His forthcoming book, In the Beginning: The Narration of Beginnings in Classical Cinema, proposes a poetics of narrative beginnings. Two primary questions guide his approach: What sort of storytelling principles are normally found in the beginnings of films? What sort of comprehension processes do viewers bring to films that make the beginning important for understanding entire narratives? Focusing on classical beginnings in the films of the Hollywood studio era, he argues that the answers to these questions are interrelated: A beginning’s form strongly influences how viewers understand narratives while simultaneously the thought processes viewers use to process narratives often inform beginnings’ design. Films manipulate and distribute information to viewers, but viewers simultaneously perform mental activities on narratives. By combining both formal properties and comprehension processes, In the Beginning achieves new insights and a fuller understanding of the function of narrative beginnings, as well as a framework for analyzing narrative useful for both scholars and practitioners alike. 

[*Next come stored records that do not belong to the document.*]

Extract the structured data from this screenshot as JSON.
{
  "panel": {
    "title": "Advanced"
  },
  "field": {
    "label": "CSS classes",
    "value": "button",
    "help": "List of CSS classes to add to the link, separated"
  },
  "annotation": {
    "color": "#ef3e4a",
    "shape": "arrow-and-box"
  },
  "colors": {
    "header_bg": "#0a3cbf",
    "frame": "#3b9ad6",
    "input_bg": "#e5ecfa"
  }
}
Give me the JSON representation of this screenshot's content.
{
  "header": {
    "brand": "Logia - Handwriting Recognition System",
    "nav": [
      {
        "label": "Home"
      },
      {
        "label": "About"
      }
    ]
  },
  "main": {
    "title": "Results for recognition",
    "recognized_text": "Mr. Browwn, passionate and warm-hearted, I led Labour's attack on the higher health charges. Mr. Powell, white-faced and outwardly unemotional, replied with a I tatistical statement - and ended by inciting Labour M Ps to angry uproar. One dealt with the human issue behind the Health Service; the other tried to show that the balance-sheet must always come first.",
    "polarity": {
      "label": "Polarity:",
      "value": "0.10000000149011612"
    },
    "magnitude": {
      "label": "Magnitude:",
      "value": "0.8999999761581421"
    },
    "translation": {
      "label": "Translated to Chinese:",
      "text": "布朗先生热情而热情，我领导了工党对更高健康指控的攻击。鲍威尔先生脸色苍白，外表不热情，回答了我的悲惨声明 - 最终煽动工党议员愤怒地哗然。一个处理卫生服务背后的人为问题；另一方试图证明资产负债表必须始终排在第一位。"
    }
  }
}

Jason is a regular contributor to the Society for Cognitive Studies of the Moving Image, frequently presenting at the annual conference and functioning as a peer reviewer for the Society journal, Projections, where he has also published numerous articles. In 2016, he published “The Rich Inferential World of Mad Men: Serialized Television and Character Interiority,” which examines a season of Mad Men to address how episodes of a contemporary serialized television program actually integrate serial and episodic narrative components, investigating the extent to which individual episodes call upon information from earlier in the series to enrich the psychology of a given scene. In 2012, he published “Where Does the Beginning End? Cognition, Form, and Classical Narrative Beginnings,” and article which argues that only by combining formal properties and cognitive processes can one arrive at comprehensive and flexible model for determining where a beginning ends.  


In addition to revising his book, he is also currently working on upcoming projects concerning Hong Kong action cinema and further subjects involving narrative in contemporary television.  


  •   Journal articles 

  •   “The Rich Inferential World of Mad Men: Serialized Television and Character Interiority,” Projections. Volume 10, No. 1 (Summer/Winter 2016). 

  •   “Where Does the Beginning End? Cognition, Form, and Classical Narrative Beginnings.” Projections. Volume 6, No. 2. (Winter, 2012). 

  •   “Primer: The Perils and Paradoxes of Restricted Time Travel Narration.” Nebula Volume 3, No. 4, December 2006/January 2007. 

  •   Book Chapters 

  •   “Are My Eyes Really Brown? The Aesthetics of Colorization in Casablanca.” Solicited for the Routledge AFI Reader Color and the Moving Image (New York: 
    Routledge, 2013). 

  •   Book Reviews 

  •   “Impossible Puzzle Films.” Projections. Volume 13, No. 1 (2019) 

Accomplishments and Awards

  •   Fellow of the Society for Cognitive Studies of the Moving Image 

  •   British Society of Aesthetics Early-Career Award, 2015 

  •   UCLA 

  •   Dissertation Year Fellowship, 2013-2014  

  •   Kemp R. Niver Scholarship, 2013  

  •   Harold Leonard Fund, 2007-2010 

  •   Chancellor’s Prize Fellowship, 2007-2009  

  •   Graduate Summer Research Mentorship, 2008 

  •   University of Wisconsin, Madison 

  •   Dean’s List, four semesters 2000-2004 

  •   Christopher Neal Heinlein Scholarship, 2003